● WHAT TO DO
Examine the records below. Report how many of their lines contain the word "name", with no other content.

[Items from an interface collection]
──────────

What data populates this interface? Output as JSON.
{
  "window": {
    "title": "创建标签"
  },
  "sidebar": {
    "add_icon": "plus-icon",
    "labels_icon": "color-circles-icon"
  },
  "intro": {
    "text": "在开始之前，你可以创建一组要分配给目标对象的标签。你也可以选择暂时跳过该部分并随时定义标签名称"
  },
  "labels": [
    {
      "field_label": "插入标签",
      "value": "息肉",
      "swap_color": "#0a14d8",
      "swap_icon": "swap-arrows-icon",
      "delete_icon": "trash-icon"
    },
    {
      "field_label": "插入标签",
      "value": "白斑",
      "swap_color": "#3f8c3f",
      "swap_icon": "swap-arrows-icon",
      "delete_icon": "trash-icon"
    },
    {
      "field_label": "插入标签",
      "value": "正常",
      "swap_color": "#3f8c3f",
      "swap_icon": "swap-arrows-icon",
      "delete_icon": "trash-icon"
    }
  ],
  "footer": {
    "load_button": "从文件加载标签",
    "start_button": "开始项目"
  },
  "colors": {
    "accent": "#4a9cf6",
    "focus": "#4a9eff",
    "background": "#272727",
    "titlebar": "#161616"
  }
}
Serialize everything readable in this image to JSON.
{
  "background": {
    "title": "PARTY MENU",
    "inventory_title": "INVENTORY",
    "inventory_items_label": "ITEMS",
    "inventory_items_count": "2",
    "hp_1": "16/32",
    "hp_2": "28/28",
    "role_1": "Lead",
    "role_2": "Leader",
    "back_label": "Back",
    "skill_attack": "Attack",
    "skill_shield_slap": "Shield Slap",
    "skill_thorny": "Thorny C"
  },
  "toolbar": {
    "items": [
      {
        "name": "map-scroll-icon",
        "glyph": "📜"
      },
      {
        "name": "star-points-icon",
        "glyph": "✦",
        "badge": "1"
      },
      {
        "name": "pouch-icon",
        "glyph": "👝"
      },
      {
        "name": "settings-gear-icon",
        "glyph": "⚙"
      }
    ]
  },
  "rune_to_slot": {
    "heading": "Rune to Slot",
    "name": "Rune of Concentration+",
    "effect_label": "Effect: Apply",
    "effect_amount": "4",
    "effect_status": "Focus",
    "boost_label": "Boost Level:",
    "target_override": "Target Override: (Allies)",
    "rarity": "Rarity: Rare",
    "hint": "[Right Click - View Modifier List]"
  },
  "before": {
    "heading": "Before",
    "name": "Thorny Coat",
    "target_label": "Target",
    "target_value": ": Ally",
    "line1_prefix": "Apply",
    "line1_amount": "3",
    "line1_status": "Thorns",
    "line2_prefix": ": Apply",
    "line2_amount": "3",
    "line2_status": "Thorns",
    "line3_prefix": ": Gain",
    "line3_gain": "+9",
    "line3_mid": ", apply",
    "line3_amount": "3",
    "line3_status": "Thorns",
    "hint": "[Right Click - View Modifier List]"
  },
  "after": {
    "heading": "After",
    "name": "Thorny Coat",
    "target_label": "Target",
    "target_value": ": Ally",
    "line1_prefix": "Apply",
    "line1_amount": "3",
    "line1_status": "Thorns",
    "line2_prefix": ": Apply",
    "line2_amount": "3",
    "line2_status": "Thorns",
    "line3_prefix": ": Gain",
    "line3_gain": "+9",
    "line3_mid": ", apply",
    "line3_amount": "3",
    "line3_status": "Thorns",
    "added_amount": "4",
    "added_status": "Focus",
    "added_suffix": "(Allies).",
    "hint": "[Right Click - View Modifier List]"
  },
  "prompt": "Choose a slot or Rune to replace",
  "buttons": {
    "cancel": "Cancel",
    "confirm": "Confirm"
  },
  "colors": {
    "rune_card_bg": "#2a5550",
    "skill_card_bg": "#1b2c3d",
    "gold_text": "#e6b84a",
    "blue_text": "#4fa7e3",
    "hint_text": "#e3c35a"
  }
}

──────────

● WRITTEN ANSWER
7